The reservoir "was pretty well wiped out," recalled California Trout president Richard May. "It was just a mud puddle."
And silting from the outflow finished off the fish in the first couple of miles below the dam that once was a prime fishery.
The Walker River Irrigation District claimed it owned the water, as well as the dam, and had every right to take it.
"But those rights are a little shaky," May said. "We have this complaint pending before the California State Water Board that we filed last fall when we were unable to stop the draining of the reservoir . . . (that their) storage rights, under California law, were faulted, and that their permits and licenses had to be re-ordered to be legal and proper."
Also, the way the water was taken was illegal, charged Stan Eller, Mono County district attorney.
In an action apart from CalTrout's, Eller recently filed criminal complaints against the district citing three violations of the State Department of Fish and Game code.
Rick Rockel of Bridgeport, CalTrout's appointed stream keeper for the East Walker, said the case could establish that laws were broken and prevent a similar disaster.
"Historically, these laws basically are not really enforced," Rockel said.
Meanwhile, CalTrout has met with the irrigation district to discuss an interim agreement for this year and a long-term solution to the problem, satisfying the conflicting interests of both sides.
"It looked encouraging to me in the two meetings we've had so far," May said.
Most encouraging was that the irrigation district had hired Entrix Inc. of Walnut Creek, Calif., a respected fisheries and engineering consultant that CalTrout has used for projects on Hot Creek and Yellow Creek.
The key issue is anchor ice forming from the bottom up, damaging young fish.
May said: "We want to get some improvement in the winter flows . . . let more water go during the wintertime to prevent the anchor ice from forming in the stream. The wish of the irrigation district is to save as much of that water as possible (for later in the year)."
The DFG has begun restocking the reservoir with legal size rainbow trout, but Rockel said that whatever of those fish aren't caught will die when the water disappears, so either way they're doomed, and the survivors downstream will perish when new flows bring down more silt this spring.
The ultimate solution, May said, is to establish a minimum pool in the reservoir.
"We certainly can have radishes, onions, garlic and trout, too," he said.
In a similar matter, DFG warden Don Jacobs discovered two weeks ago that when the dike of a settling pond broke at the Burney Forest Products plant in eastern Shasta County, Canyon Creek and an adjacent meadow were inundated with mud and silt.
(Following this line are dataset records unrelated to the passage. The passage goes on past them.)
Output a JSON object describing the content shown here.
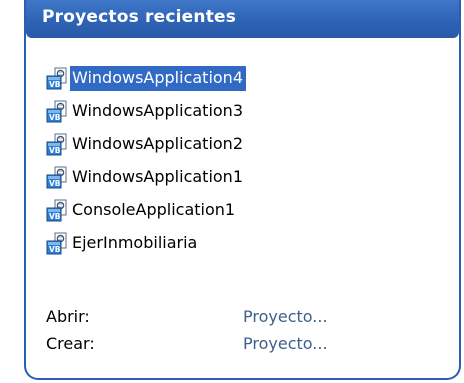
{
  "panel": {
    "title": "Proyectos recientes",
    "accent_color": "#2f63b6",
    "selection_color": "#316ac5",
    "link_color": "#3e5f8c"
  },
  "recent_projects": [
    {
      "label": "WindowsApplication4",
      "icon": "vb-project-icon",
      "selected": true
    },
    {
      "label": "WindowsApplication3",
      "icon": "vb-project-icon",
      "selected": false
    },
    {
      "label": "WindowsApplication2",
      "icon": "vb-project-icon",
      "selected": false
    },
    {
      "label": "WindowsApplication1",
      "icon": "vb-project-icon",
      "selected": false
    },
    {
      "label": "ConsoleApplication1",
      "icon": "vb-project-icon",
      "selected": false
    },
    {
      "label": "EjerInmobiliaria",
      "icon": "vb-project-icon",
      "selected": false
    }
  ],
  "actions": [
    {
      "label": "Abrir:",
      "link": "Proyecto..."
    },
    {
      "label": "Crear:",
      "link": "Proyecto..."
    }
  ]
}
According to the DFG, the creek and wetlands support trout, bass, bluegill and river otters, and the meadow is a seasonal home for ducks, geese, songbirds and an occasional bald eagle.
The company, a combination sawmill and wood-chip power generation facility, was fined $1,900 last August for dewatering Canyon Creek and killing an estimated 600 trout.
Reminders from the Department of Fish and Game: First-time hunters must enroll in a mandatory hunter-safety course before the June 26 deadline to be eligible to apply for special hunts. . . . Grunion are out of season in April and May but may next be observed spawning on Southern California beaches April 7 starting at 10:45 p.m. The next legal season starts the night of June 5 at 12:45 a.m. . . . The 15th annual Marina del Rey Halibut Derby, held last weekend in the Santa Monica Bay, was won by Don Crisp of Lancaster, who caught a tournament-record 42.86-pound halibut.